** Opening DATASET EXCERPTS block **

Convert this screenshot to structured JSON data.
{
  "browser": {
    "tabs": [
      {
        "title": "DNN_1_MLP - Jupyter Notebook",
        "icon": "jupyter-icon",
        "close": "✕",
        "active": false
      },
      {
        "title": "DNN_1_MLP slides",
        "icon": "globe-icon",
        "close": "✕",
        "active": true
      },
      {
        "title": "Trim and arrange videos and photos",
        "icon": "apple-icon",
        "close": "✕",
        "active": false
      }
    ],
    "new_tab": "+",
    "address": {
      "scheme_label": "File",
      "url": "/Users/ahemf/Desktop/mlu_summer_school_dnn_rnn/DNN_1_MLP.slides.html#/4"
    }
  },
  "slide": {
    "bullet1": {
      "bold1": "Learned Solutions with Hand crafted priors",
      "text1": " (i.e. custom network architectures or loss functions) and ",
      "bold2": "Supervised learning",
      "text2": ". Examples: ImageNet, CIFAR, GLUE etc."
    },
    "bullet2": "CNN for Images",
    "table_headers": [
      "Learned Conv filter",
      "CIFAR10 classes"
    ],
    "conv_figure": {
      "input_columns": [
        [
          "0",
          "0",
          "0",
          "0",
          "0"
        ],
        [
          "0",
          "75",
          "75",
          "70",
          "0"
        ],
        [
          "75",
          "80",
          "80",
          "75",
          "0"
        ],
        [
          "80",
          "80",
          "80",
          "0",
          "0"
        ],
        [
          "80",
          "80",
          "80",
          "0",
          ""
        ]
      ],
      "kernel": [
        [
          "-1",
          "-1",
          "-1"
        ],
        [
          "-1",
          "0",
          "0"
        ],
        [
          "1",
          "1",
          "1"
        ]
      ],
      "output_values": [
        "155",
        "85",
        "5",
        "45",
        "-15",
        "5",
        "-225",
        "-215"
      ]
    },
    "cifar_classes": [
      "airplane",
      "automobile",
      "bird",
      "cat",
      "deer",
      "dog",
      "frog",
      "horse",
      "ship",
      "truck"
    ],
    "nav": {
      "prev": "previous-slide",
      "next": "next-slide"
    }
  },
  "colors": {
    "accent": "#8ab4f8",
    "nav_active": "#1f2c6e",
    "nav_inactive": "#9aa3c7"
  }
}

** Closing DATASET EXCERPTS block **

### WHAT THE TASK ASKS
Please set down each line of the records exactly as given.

### EXERCISE OUTPUT
Convert this screenshot to structured JSON data.
{
  "browser": {
    "tabs": [
      {
        "title": "DNN_1_MLP - Jupyter Notebook",
        "icon": "jupyter-icon",
        "close": "✕",
        "active": false
      },
      {
        "title": "DNN_1_MLP slides",
        "icon": "globe-icon",
        "close": "✕",
        "active": true
      },
      {
        "title": "Trim and arrange videos and photos",
        "icon": "apple-icon",
        "close": "✕",
        "active": false
      }
    ],
    "new_tab": "+",
    "address": {
      "scheme_label": "File",
      "url": "/Users/ahemf/Desktop/mlu_summer_school_dnn_rnn/DNN_1_MLP.slides.html#/4"
    }
  },
  "slide": {
    "bullet1": {
      "bold1": "Learned Solutions with Hand crafted priors",
      "text1": " (i.e. custom network architectures or loss functions) and ",
      "bold2": "Supervised learning",
      "text2": ". Examples: ImageNet, CIFAR, GLUE etc."
    },
    "bullet2": "CNN for Images",
    "table_headers": [
      "Learned Conv filter",
      "CIFAR10 classes"
    ],
    "conv_figure": {
      "input_columns": [
        [
          "0",
          "0",
          "0",
          "0",
          "0"
        ],
        [
          "0",
          "75",
          "75",
          "70",
          "0"
        ],
        [
          "75",
          "80",
          "80",
          "75",
          "0"
        ],
        [
          "80",
          "80",
          "80",
          "0",
          "0"
        ],
        [
          "80",
          "80",
          "80",
          "0",
          ""
        ]
      ],
      "kernel": [
        [
          "-1",
          "-1",
          "-1"
        ],
        [
          "-1",
          "0",
          "0"
        ],
        [
          "1",
          "1",
          "1"
        ]
      ],
      "output_values": [
        "155",
        "85",
        "5",
        "45",
        "-15",
        "5",
        "-225",
        "-215"
      ]
    },
    "cifar_classes": [
      "airplane",
      "automobile",
      "bird",
      "cat",
      "deer",
      "dog",
      "frog",
      "horse",
      "ship",
      "truck"
    ],
    "nav": {
      "prev": "previous-slide",
      "next": "next-slide"
    }
  },
  "colors": {
    "accent": "#8ab4f8",
    "nav_active": "#1f2c6e",
    "nav_inactive": "#9aa3c7"
  }
}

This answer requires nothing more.